* What you will do
In full and without deviation, reproduce the records that follow.
Supplied material: Begin
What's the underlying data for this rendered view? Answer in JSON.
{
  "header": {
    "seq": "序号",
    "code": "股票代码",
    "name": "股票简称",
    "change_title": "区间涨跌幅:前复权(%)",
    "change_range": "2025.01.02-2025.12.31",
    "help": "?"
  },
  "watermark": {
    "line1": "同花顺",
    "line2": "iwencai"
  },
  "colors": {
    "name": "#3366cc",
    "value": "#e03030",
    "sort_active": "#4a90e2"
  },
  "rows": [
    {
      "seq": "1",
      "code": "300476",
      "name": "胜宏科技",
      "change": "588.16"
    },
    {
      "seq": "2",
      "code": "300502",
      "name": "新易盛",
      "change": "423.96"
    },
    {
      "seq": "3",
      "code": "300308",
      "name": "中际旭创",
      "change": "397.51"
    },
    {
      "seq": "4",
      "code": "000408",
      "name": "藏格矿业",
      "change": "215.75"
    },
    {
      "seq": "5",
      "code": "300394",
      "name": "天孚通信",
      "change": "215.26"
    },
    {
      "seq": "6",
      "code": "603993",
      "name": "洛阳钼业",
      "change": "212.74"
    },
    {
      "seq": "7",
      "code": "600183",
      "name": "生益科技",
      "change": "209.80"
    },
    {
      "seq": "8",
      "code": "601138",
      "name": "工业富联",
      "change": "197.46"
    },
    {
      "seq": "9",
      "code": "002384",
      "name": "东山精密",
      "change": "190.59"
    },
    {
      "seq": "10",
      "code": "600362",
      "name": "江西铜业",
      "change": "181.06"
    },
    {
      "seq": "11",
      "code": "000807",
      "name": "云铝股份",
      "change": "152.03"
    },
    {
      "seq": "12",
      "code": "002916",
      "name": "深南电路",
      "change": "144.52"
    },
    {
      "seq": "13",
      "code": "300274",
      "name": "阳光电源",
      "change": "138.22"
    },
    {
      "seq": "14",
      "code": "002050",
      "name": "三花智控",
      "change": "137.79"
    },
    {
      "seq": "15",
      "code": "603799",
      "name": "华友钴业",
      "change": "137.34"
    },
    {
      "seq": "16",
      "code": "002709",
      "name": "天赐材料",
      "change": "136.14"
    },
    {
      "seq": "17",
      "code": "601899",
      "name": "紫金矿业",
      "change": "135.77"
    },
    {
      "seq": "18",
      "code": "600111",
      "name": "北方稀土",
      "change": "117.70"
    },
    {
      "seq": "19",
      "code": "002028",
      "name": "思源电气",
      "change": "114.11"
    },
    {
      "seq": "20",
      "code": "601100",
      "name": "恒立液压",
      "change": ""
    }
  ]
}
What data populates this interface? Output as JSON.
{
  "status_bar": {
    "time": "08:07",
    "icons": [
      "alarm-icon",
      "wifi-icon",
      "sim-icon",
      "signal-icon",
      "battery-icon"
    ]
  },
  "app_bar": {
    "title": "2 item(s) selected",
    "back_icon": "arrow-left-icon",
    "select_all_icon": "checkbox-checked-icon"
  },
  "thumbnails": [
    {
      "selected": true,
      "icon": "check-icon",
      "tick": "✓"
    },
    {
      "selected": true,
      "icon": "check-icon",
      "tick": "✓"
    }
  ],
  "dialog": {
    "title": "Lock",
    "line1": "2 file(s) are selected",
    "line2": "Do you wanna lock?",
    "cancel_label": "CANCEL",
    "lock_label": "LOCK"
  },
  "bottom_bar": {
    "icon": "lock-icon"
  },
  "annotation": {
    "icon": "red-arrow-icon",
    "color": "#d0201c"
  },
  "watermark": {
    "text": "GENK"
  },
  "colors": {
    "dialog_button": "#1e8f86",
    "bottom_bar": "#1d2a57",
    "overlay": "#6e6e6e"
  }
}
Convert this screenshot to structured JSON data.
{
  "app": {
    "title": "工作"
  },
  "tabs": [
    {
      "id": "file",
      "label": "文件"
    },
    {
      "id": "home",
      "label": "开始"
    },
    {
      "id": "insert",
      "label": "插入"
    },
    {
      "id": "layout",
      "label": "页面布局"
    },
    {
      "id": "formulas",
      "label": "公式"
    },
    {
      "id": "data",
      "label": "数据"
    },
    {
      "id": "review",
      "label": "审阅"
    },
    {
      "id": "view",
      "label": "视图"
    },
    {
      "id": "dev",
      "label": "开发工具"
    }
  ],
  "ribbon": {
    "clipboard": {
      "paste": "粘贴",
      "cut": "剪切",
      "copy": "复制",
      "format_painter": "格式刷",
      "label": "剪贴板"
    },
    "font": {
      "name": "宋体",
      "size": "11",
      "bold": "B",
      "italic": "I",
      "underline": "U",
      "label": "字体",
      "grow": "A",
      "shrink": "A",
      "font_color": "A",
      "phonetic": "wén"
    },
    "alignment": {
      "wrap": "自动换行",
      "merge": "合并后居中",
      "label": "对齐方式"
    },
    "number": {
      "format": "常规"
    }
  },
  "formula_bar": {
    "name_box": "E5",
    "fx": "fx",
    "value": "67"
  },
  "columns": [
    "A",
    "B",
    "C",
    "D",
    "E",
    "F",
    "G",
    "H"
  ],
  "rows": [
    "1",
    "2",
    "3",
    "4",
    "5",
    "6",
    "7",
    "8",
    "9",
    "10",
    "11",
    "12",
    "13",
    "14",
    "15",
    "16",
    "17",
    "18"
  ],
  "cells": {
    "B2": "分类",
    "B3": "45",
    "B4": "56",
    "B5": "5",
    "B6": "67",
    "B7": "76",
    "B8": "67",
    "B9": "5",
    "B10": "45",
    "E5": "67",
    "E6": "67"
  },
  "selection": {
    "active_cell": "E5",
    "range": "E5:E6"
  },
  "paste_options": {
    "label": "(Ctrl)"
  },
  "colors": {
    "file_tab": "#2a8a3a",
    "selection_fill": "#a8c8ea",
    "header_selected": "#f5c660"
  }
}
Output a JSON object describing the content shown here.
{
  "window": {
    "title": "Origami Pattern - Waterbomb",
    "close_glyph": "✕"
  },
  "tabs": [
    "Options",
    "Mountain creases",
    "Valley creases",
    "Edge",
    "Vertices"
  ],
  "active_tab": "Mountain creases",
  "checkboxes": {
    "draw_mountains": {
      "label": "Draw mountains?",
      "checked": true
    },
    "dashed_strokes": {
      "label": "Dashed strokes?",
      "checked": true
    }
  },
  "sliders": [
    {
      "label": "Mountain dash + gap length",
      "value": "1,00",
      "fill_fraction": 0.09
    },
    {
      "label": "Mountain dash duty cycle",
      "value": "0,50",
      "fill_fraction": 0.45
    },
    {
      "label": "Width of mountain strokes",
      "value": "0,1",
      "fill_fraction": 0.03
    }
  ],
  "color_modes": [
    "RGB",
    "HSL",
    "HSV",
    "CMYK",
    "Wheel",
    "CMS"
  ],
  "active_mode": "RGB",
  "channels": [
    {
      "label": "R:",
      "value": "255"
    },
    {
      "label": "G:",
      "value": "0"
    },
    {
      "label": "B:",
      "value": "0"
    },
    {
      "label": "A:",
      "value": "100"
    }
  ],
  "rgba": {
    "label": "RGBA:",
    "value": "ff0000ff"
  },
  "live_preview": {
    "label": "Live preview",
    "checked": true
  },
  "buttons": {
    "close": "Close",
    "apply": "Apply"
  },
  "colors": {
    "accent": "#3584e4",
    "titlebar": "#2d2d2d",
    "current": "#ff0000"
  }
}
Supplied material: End
* Answer below
What's the underlying data for this rendered view? Answer in JSON.
{
  "header": {
    "seq": "序号",
    "code": "股票代码",
    "name": "股票简称",
    "change_title": "区间涨跌幅:前复权(%)",
    "change_range": "2025.01.02-2025.12.31",
    "help": "?"
  },
  "watermark": {
    "line1": "同花顺",
    "line2": "iwencai"
  },
  "colors": {
    "name": "#3366cc",
    "value": "#e03030",
    "sort_active": "#4a90e2"
  },
  "rows": [
    {
      "seq": "1",
      "code": "300476",
      "name": "胜宏科技",
      "change": "588.16"
    },
    {
      "seq": "2",
      "code": "300502",
      "name": "新易盛",
      "change": "423.96"
    },
    {
      "seq": "3",
      "code": "300308",
      "name": "中际旭创",
      "change": "397.51"
    },
    {
      "seq": "4",
      "code": "000408",
      "name": "藏格矿业",
      "change": "215.75"
    },
    {
      "seq": "5",
      "code": "300394",
      "name": "天孚通信",
      "change": "215.26"
    },
    {
      "seq": "6",
      "code": "603993",
      "name": "洛阳钼业",
      "change": "212.74"
    },
    {
      "seq": "7",
      "code": "600183",
      "name": "生益科技",
      "change": "209.80"
    },
    {
      "seq": "8",
      "code": "601138",
      "name": "工业富联",
      "change": "197.46"
    },
    {
      "seq": "9",
      "code": "002384",
      "name": "东山精密",
      "change": "190.59"
    },
    {
      "seq": "10",
      "code": "600362",
      "name": "江西铜业",
      "change": "181.06"
    },
    {
      "seq": "11",
      "code": "000807",
      "name": "云铝股份",
      "change": "152.03"
    },
    {
      "seq": "12",
      "code": "002916",
      "name": "深南电路",
      "change": "144.52"
    },
    {
      "seq": "13",
      "code": "300274",
      "name": "阳光电源",
      "change": "138.22"
    },
    {
      "seq": "14",
      "code": "002050",
      "name": "三花智控",
      "change": "137.79"
    },
    {
      "seq": "15",
      "code": "603799",
      "name": "华友钴业",
      "change": "137.34"
    },
    {
      "seq": "16",
      "code": "002709",
      "name": "天赐材料",
      "change": "136.14"
    },
    {
      "seq": "17",
      "code": "601899",
      "name": "紫金矿业",
      "change": "135.77"
    },
    {
      "seq": "18",
      "code": "600111",
      "name": "北方稀土",
      "change": "117.70"
    },
    {
      "seq": "19",
      "code": "002028",
      "name": "思源电气",
      "change": "114.11"
    },
    {
      "seq": "20",
      "code": "601100",
      "name": "恒立液压",
      "change": ""
    }
  ]
}
What data populates this interface? Output as JSON.
{
  "status_bar": {
    "time": "08:07",
    "icons": [
      "alarm-icon",
      "wifi-icon",
      "sim-icon",
      "signal-icon",
      "battery-icon"
    ]
  },
  "app_bar": {
    "title": "2 item(s) selected",
    "back_icon": "arrow-left-icon",
    "select_all_icon": "checkbox-checked-icon"
  },
  "thumbnails": [
    {
      "selected": true,
      "icon": "check-icon",
      "tick": "✓"
    },
    {
      "selected": true,
      "icon": "check-icon",
      "tick": "✓"
    }
  ],
  "dialog": {
    "title": "Lock",
    "line1": "2 file(s) are selected",
    "line2": "Do you wanna lock?",
    "cancel_label": "CANCEL",
    "lock_label": "LOCK"
  },
  "bottom_bar": {
    "icon": "lock-icon"
  },
  "annotation": {
    "icon": "red-arrow-icon",
    "color": "#d0201c"
  },
  "watermark": {
    "text": "GENK"
  },
  "colors": {
    "dialog_button": "#1e8f86",
    "bottom_bar": "#1d2a57",
    "overlay": "#6e6e6e"
  }
}
Convert this screenshot to structured JSON data.
{
  "app": {
    "title": "工作"
  },
  "tabs": [
    {
      "id": "file",
      "label": "文件"
    },
    {
      "id": "home",
      "label": "开始"
    },
    {
      "id": "insert",
      "label": "插入"
    },
    {
      "id": "layout",
      "label": "页面布局"
    },
    {
      "id": "formulas",
      "label": "公式"
    },
    {
      "id": "data",
      "label": "数据"
    },
    {
      "id": "review",
      "label": "审阅"
    },
    {
      "id": "view",
      "label": "视图"
    },
    {
      "id": "dev",
      "label": "开发工具"
    }
  ],
  "ribbon": {
    "clipboard": {
      "paste": "粘贴",
      "cut": "剪切",
      "copy": "复制",
      "format_painter": "格式刷",
      "label": "剪贴板"
    },
    "font": {
      "name": "宋体",
      "size": "11",
      "bold": "B",
      "italic": "I",
      "underline": "U",
      "label": "字体",
      "grow": "A",
      "shrink": "A",
      "font_color": "A",
      "phonetic": "wén"
    },
    "alignment": {
      "wrap": "自动换行",
      "merge": "合并后居中",
      "label": "对齐方式"
    },
    "number": {
      "format": "常规"
    }
  },
  "formula_bar": {
    "name_box": "E5",
    "fx": "fx",
    "value": "67"
  },
  "columns": [
    "A",
    "B",
    "C",
    "D",
    "E",
    "F",
    "G",
    "H"
  ],
  "rows": [
    "1",
    "2",
    "3",
    "4",
    "5",
    "6",
    "7",
    "8",
    "9",
    "10",
    "11",
    "12",
    "13",
    "14",
    "15",
    "16",
    "17",
    "18"
  ],
  "cells": {
    "B2": "分类",
    "B3": "45",
    "B4": "56",
    "B5": "5",
    "B6": "67",
    "B7": "76",
    "B8": "67",
    "B9": "5",
    "B10": "45",
    "E5": "67",
    "E6": "67"
  },
  "selection": {
    "active_cell": "E5",
    "range": "E5:E6"
  },
  "paste_options": {
    "label": "(Ctrl)"
  },
  "colors": {
    "file_tab": "#2a8a3a",
    "selection_fill": "#a8c8ea",
    "header_selected": "#f5c660"
  }
}
Output a JSON object describing the content shown here.
{
  "window": {
    "title": "Origami Pattern - Waterbomb",
    "close_glyph": "✕"
  },
  "tabs": [
    "Options",
    "Mountain creases",
    "Valley creases",
    "Edge",
    "Vertices"
  ],
  "active_tab": "Mountain creases",
  "checkboxes": {
    "draw_mountains": {
      "label": "Draw mountains?",
      "checked": true
    },
    "dashed_strokes": {
      "label": "Dashed strokes?",
      "checked": true
    }
  },
  "sliders": [
    {
      "label": "Mountain dash + gap length",
      "value": "1,00",
      "fill_fraction": 0.09
    },
    {
      "label": "Mountain dash duty cycle",
      "value": "0,50",
      "fill_fraction": 0.45
    },
    {
      "label": "Width of mountain strokes",
      "value": "0,1",
      "fill_fraction": 0.03
    }
  ],
  "color_modes": [
    "RGB",
    "HSL",
    "HSV",
    "CMYK",
    "Wheel",
    "CMS"
  ],
  "active_mode": "RGB",
  "channels": [
    {
      "label": "R:",
      "value": "255"
    },
    {
      "label": "G:",
      "value": "0"
    },
    {
      "label": "B:",
      "value": "0"
    },
    {
      "label": "A:",
      "value": "100"
    }
  ],
  "rgba": {
    "label": "RGBA:",
    "value": "ff0000ff"
  },
  "live_preview": {
    "label": "Live preview",
    "checked": true
  },
  "buttons": {
    "close": "Close",
    "apply": "Apply"
  },
  "colors": {
    "accent": "#3584e4",
    "titlebar": "#2d2d2d",
    "current": "#ff0000"
  }
}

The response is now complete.